JOURNAL OF THE INTERNATIONAL NEUROPSYCHOLOGICAL SOCIETY, vol.26, no.3, pp.331-351, 2020 (SCI-Expanded) identifier identifier identifier

  • Publication Type: Article / Review
  • Volume: 26 Issue: 3
  • Publication Date: 2020
  • Doi Number: 10.1017/s1355617719000894
  • Journal Name: JOURNAL OF THE INTERNATIONAL NEUROPSYCHOLOGICAL SOCIETY
  • Journal Indexes: Science Citation Index Expanded (SCI-EXPANDED), Scopus, Academic Search Premier, Applied Science & Technology Source, EMBASE, Linguistics & Language Behavior Abstracts, MEDLINE, Psycinfo
  • Page Numbers: pp.331-351
  • Hacettepe University Affiliated: Yes

Abstract

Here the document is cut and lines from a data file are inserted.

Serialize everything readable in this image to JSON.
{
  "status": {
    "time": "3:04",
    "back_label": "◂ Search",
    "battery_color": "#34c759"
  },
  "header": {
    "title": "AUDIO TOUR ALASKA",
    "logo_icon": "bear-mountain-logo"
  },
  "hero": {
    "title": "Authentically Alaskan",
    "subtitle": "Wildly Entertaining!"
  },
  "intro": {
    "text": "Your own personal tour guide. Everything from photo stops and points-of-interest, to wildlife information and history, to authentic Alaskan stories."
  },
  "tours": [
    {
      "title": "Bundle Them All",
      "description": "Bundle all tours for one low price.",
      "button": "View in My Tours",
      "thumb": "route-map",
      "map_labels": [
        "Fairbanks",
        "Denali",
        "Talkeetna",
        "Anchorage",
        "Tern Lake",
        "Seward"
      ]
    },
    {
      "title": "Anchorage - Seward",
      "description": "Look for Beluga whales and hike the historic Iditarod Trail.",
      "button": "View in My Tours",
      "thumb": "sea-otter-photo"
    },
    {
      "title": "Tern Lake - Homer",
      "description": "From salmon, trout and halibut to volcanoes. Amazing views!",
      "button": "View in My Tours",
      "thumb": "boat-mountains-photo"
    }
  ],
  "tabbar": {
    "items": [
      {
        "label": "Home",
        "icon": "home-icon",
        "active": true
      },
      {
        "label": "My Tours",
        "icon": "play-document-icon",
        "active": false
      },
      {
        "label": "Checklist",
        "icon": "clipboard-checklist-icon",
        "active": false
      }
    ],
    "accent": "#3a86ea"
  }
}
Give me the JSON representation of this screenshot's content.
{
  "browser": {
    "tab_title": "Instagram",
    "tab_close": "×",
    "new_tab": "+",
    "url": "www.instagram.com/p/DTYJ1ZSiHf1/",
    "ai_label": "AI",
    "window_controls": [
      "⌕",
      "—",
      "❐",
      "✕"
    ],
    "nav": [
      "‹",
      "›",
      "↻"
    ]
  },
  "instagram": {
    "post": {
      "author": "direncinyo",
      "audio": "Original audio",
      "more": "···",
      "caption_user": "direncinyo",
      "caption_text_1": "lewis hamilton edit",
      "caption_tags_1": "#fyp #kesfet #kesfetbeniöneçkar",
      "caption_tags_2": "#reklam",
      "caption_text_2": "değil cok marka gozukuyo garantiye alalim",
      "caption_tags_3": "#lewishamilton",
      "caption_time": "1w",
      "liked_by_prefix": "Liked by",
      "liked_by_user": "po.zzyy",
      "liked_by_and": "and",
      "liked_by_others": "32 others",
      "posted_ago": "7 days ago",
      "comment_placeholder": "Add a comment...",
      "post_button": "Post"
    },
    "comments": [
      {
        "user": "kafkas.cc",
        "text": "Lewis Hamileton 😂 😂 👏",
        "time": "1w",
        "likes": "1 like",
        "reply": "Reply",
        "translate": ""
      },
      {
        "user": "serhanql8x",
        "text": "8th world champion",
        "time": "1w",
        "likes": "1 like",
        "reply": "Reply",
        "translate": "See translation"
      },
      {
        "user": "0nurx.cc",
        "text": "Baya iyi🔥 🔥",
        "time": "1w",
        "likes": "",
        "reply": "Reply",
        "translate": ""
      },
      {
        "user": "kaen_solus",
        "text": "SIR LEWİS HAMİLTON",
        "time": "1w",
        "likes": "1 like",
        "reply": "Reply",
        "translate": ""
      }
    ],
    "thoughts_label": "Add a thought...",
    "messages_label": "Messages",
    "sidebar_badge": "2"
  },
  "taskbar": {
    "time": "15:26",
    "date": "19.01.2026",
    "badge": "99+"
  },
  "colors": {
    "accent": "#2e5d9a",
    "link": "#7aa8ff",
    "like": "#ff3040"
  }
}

Objective: Neuropsychological tests are important instruments to determine a cognitive profile, giving insight into the etiology of dementia; however, these tests cannot readily be used in culturally diverse, low-educated populations, due to their dependence upon (Western) culture, education, and literacy. In this review we aim to give an overview of studies investigating domain-specific cognitive tests used to assess dementia in non-Western, low-educated populations. The second aim was to examine the quality of these studies and of the adaptations for culturally, linguistically, and educationally diverse populations. Method: A systematic review was performed using six databases, without restrictions on the year or language of publication. Results: Forty-four studies were included, stemming mainly from Brazil, Hong Kong, Korea, and considering Hispanics/Latinos residing in the USA. Most studies focused on Alzheimer's disease (n = 17) or unspecified dementia (n = 16). Memory (n = 18) was studied most often, using 14 different tests. The traditional Western tests in the domains of attention (n = 8) and construction (n = 15), were unsuitable for low-educated patients. There was little variety in instruments measuring executive functioning (two tests, n = 13), and language (n = 12, of which 10 were naming tests). Many studies did not report a thorough adaptation procedure (n = 39) or blinding procedures (n = 29). Conclusions: Various formats of memory tests seem suitable for low-educated, non-Western populations. Promising tasks in other cognitive domains are the Stick Design Test, Five Digit Test, and verbal fluency test. Further research is needed regarding cross-cultural instruments measuring executive functioning and language in low-educated people.